What the task requires | Write out the entries exactly, pictures excluded.

Data to examine |
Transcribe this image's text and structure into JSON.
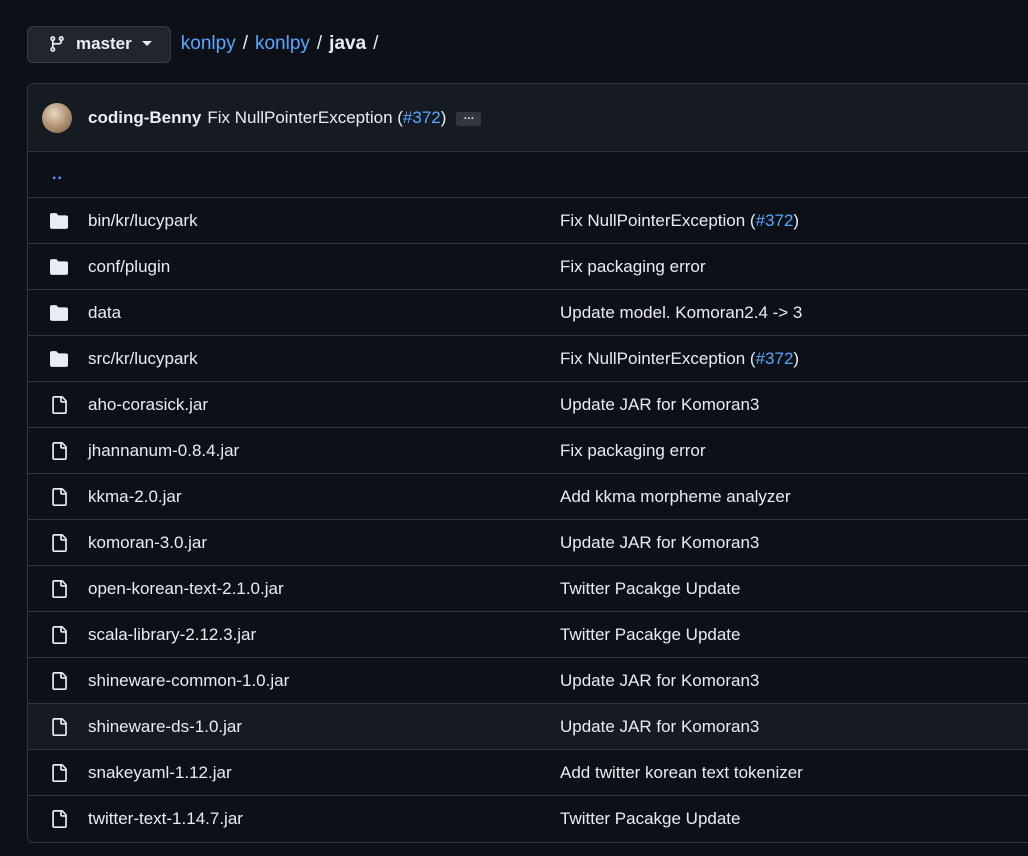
{
  "branch": {
    "name": "master"
  },
  "breadcrumb": {
    "parts": [
      "konlpy",
      "konlpy",
      "java"
    ],
    "separator": "/"
  },
  "latest_commit": {
    "author": "coding-Benny",
    "message_prefix": "Fix NullPointerException (",
    "pr": "#372",
    "message_suffix": ")",
    "ellipsis": "…"
  },
  "parent_link": "..",
  "files": [
    {
      "type": "folder",
      "name": "bin/kr/lucypark",
      "msg_prefix": "Fix NullPointerException (",
      "pr": "#372",
      "msg_suffix": ")"
    },
    {
      "type": "folder",
      "name": "conf/plugin",
      "msg_prefix": "Fix packaging error",
      "pr": "",
      "msg_suffix": ""
    },
    {
      "type": "folder",
      "name": "data",
      "msg_prefix": "Update model. Komoran2.4 -> 3",
      "pr": "",
      "msg_suffix": ""
    },
    {
      "type": "folder",
      "name": "src/kr/lucypark",
      "msg_prefix": "Fix NullPointerException (",
      "pr": "#372",
      "msg_suffix": ")"
    },
    {
      "type": "file",
      "name": "aho-corasick.jar",
      "msg_prefix": "Update JAR for Komoran3",
      "pr": "",
      "msg_suffix": ""
    },
    {
      "type": "file",
      "name": "jhannanum-0.8.4.jar",
      "msg_prefix": "Fix packaging error",
      "pr": "",
      "msg_suffix": ""
    },
    {
      "type": "file",
      "name": "kkma-2.0.jar",
      "msg_prefix": "Add kkma morpheme analyzer",
      "pr": "",
      "msg_suffix": ""
    },
    {
      "type": "file",
      "name": "komoran-3.0.jar",
      "msg_prefix": "Update JAR for Komoran3",
      "pr": "",
      "msg_suffix": ""
    },
    {
      "type": "file",
      "name": "open-korean-text-2.1.0.jar",
      "msg_prefix": "Twitter Pacakge Update",
      "pr": "",
      "msg_suffix": ""
    },
    {
      "type": "file",
      "name": "scala-library-2.12.3.jar",
      "msg_prefix": "Twitter Pacakge Update",
      "pr": "",
      "msg_suffix": ""
    },
    {
      "type": "file",
      "name": "shineware-common-1.0.jar",
      "msg_prefix": "Update JAR for Komoran3",
      "pr": "",
      "msg_suffix": ""
    },
    {
      "type": "file",
      "name": "shineware-ds-1.0.jar",
      "msg_prefix": "Update JAR for Komoran3",
      "pr": "",
      "msg_suffix": "",
      "hovered": true
    },
    {
      "type": "file",
      "name": "snakeyaml-1.12.jar",
      "msg_prefix": "Add twitter korean text tokenizer",
      "pr": "",
      "msg_suffix": ""
    },
    {
      "type": "file",
      "name": "twitter-text-1.14.7.jar",
      "msg_prefix": "Twitter Pacakge Update",
      "pr": "",
      "msg_suffix": ""
    }
  ],
  "colors": {
    "background": "#0d1117",
    "link": "#58a6ff",
    "border": "#30363d",
    "folder_icon": "#e6edf3",
    "file_icon": "#e6edf3"
  },
  "icons": {
    "branch": "git-branch-icon",
    "caret": "caret-down-icon",
    "folder": "folder-icon",
    "file": "file-icon"
  }
}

Output for this task |
Transcribe this image's text and structure into JSON.
{
  "branch": {
    "name": "master"
  },
  "breadcrumb": {
    "parts": [
      "konlpy",
      "konlpy",
      "java"
    ],
    "separator": "/"
  },
  "latest_commit": {
    "author": "coding-Benny",
    "message_prefix": "Fix NullPointerException (",
    "pr": "#372",
    "message_suffix": ")",
    "ellipsis": "…"
  },
  "parent_link": "..",
  "files": [
    {
      "type": "folder",
      "name": "bin/kr/lucypark",
      "msg_prefix": "Fix NullPointerException (",
      "pr": "#372",
      "msg_suffix": ")"
    },
    {
      "type": "folder",
      "name": "conf/plugin",
      "msg_prefix": "Fix packaging error",
      "pr": "",
      "msg_suffix": ""
    },
    {
      "type": "folder",
      "name": "data",
      "msg_prefix": "Update model. Komoran2.4 -> 3",
      "pr": "",
      "msg_suffix": ""
    },
    {
      "type": "folder",
      "name": "src/kr/lucypark",
      "msg_prefix": "Fix NullPointerException (",
      "pr": "#372",
      "msg_suffix": ")"
    },
    {
      "type": "file",
      "name": "aho-corasick.jar",
      "msg_prefix": "Update JAR for Komoran3",
      "pr": "",
      "msg_suffix": ""
    },
    {
      "type": "file",
      "name": "jhannanum-0.8.4.jar",
      "msg_prefix": "Fix packaging error",
      "pr": "",
      "msg_suffix": ""
    },
    {
      "type": "file",
      "name": "kkma-2.0.jar",
      "msg_prefix": "Add kkma morpheme analyzer",
      "pr": "",
      "msg_suffix": ""
    },
    {
      "type": "file",
      "name": "komoran-3.0.jar",
      "msg_prefix": "Update JAR for Komoran3",
      "pr": "",
      "msg_suffix": ""
    },
    {
      "type": "file",
      "name": "open-korean-text-2.1.0.jar",
      "msg_prefix": "Twitter Pacakge Update",
      "pr": "",
      "msg_suffix": ""
    },
    {
      "type": "file",
      "name": "scala-library-2.12.3.jar",
      "msg_prefix": "Twitter Pacakge Update",
      "pr": "",
      "msg_suffix": ""
    },
    {
      "type": "file",
      "name": "shineware-common-1.0.jar",
      "msg_prefix": "Update JAR for Komoran3",
      "pr": "",
      "msg_suffix": ""
    },
    {
      "type": "file",
      "name": "shineware-ds-1.0.jar",
      "msg_prefix": "Update JAR for Komoran3",
      "pr": "",
      "msg_suffix": "",
      "hovered": true
    },
    {
      "type": "file",
      "name": "snakeyaml-1.12.jar",
      "msg_prefix": "Add twitter korean text tokenizer",
      "pr": "",
      "msg_suffix": ""
    },
    {
      "type": "file",
      "name": "twitter-text-1.14.7.jar",
      "msg_prefix": "Twitter Pacakge Update",
      "pr": "",
      "msg_suffix": ""
    }
  ],
  "colors": {
    "background": "#0d1117",
    "link": "#58a6ff",
    "border": "#30363d",
    "folder_icon": "#e6edf3",
    "file_icon": "#e6edf3"
  },
  "icons": {
    "branch": "git-branch-icon",
    "caret": "caret-down-icon",
    "folder": "folder-icon",
    "file": "file-icon"
  }
}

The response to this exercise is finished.